The 3.2 branch is no longer supported, and therefore its documentation cannot be kept up-to-date with latest changes in the Godot ecosystem.

The overview of supported releases has therefore been removed from this page, please consult the stable branch for up-to-date information.

Godot's release policy is in constant evolution. What is described below is intended to give a general idea of what to expect, but what will actually happen depends on the choices of core contributors, and the needs of the community at a given time.

Godot versioning

Godot loosely follows Semantic Versioning with a major.minor.patch versioning system, albeit with an interpretation of each term adapted to the complexity of a game engine:

  • The major version is incremented when major compatibility breakages happen which imply significant porting work to move projects from one major version to another.

    For example, porting Godot projects from Godot 2.1 to Godot 3.0 required running the project through a conversion tool, and then performing a number of further adjustments manually for what the tool could not do automatically.

  • The minor version is incremented for feature releases which do not break compatibility in a major way. Minor compatibility breakage in very specific areas may happen in minor versions, but the vast majority of projects should not be affected or require significant porting work.
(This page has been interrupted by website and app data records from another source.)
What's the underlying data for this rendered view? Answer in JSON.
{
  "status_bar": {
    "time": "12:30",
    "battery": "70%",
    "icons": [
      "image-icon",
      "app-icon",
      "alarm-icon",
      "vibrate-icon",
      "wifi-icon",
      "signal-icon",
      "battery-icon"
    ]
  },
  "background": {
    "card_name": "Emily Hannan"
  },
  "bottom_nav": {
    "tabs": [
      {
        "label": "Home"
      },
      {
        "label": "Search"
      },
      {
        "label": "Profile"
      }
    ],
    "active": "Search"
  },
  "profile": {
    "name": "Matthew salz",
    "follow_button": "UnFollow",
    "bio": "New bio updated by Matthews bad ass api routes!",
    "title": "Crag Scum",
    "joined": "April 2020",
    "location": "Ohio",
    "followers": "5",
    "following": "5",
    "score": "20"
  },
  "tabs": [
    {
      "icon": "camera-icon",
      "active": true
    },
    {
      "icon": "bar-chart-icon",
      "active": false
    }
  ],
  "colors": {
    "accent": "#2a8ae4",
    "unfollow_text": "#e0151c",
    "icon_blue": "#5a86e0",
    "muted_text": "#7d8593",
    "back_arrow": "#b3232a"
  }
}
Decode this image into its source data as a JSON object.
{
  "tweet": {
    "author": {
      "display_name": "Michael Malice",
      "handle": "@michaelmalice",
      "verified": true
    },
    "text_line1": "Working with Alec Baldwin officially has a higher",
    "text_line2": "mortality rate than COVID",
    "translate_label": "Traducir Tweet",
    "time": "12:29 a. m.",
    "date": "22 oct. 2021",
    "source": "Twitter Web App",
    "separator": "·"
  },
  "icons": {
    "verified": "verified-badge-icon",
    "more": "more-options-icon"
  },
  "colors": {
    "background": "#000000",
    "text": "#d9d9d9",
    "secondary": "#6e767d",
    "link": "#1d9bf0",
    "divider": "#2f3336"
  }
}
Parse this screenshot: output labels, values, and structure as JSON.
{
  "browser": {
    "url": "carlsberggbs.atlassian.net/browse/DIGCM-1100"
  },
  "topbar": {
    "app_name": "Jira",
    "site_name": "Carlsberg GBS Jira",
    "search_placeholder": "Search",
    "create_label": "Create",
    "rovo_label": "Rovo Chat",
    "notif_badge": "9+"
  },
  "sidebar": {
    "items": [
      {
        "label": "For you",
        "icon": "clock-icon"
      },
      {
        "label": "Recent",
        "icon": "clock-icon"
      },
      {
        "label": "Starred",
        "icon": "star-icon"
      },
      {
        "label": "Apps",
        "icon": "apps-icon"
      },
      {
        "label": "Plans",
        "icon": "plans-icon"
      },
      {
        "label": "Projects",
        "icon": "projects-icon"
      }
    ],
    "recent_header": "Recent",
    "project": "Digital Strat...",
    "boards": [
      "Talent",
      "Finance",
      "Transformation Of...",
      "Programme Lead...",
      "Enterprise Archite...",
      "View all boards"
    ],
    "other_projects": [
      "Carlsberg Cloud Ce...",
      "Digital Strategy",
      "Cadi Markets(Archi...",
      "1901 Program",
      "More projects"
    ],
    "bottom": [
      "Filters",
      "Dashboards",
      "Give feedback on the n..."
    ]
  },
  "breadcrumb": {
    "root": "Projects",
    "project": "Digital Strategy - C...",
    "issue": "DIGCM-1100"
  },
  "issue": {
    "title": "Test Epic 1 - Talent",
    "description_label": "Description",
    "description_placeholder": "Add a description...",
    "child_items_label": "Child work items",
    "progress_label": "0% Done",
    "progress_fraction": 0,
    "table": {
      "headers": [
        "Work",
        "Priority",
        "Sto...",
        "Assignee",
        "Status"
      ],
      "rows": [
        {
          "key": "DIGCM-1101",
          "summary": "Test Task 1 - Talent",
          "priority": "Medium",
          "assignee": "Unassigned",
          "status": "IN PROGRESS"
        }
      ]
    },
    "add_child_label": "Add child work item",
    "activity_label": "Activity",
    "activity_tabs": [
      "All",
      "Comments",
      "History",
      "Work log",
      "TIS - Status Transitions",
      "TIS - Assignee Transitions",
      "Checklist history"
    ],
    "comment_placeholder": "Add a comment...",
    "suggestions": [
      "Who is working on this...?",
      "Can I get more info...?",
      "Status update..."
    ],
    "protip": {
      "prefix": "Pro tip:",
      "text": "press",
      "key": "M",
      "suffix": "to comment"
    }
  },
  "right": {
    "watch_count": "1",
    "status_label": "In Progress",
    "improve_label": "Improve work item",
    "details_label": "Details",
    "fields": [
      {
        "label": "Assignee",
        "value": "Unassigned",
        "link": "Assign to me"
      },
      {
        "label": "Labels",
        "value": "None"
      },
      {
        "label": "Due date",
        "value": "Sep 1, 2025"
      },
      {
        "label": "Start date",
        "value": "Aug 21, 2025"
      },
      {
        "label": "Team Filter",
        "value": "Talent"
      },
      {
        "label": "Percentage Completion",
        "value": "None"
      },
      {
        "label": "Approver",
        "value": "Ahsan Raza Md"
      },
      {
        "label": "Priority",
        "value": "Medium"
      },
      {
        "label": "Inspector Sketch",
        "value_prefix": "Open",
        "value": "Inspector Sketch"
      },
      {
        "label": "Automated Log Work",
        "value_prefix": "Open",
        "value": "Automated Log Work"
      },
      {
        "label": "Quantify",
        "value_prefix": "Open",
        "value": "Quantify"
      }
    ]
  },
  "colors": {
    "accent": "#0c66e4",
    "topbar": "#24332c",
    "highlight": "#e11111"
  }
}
    The reason for this is that as a game engine, Godot covers many areas such as rendering, physics, scripting, etc., and fixing bugs or implementing new features in a given area may sometimes require changing the behavior of a feature, or modifying the interface of a given class, even if the rest of the engine API remains backwards compatible.


Upgrading to a new minor version is therefore recommended for all users, but some testing is necessary to ensure that your project still behaves as expected in a new minor version.

  • The patch version is incremented for maintenance releases which focus on fixing bugs and security issues, implementing new requirements for platform support, and backporting safe usability enhancements. Patch releases are backwards compatible.

    Patch versions may include minor new features which do not impact the existing API, and thus have no risk of impacting existing projects.


Updating to new patch versions is therefore considered safe and strongly recommended to all users of a given stable branch.

We call major.minor combinations stable branches. Each stable branch starts with a major.minor release (without the 0 for patch) and is further developed for maintenance releases in a Git branch of the same name (for example patch updates for the 3.3 stable branch are developed in the 3.3 Git branch).


As mentioned in the introduction, Godot's release policy is evolving, and earlier Godot releases may not have followed the above rules to the letter. In particular, the 3.2 stable branch received a number of new features in 3.2.2 which would have warranted a minor version increment.

Release support timeline

Stable branches are supported at minimum until the next stable branch is released and has received its first patch update. In practice, we support stable branches on a best effort basis for as long as they have active users who need maintenance updates.

Whenever a new major version is released, we make the previous stable branch a long-term supported release, and do our best to provide fixes for issues encountered by users of that branch who cannot port complex projects to the new major version.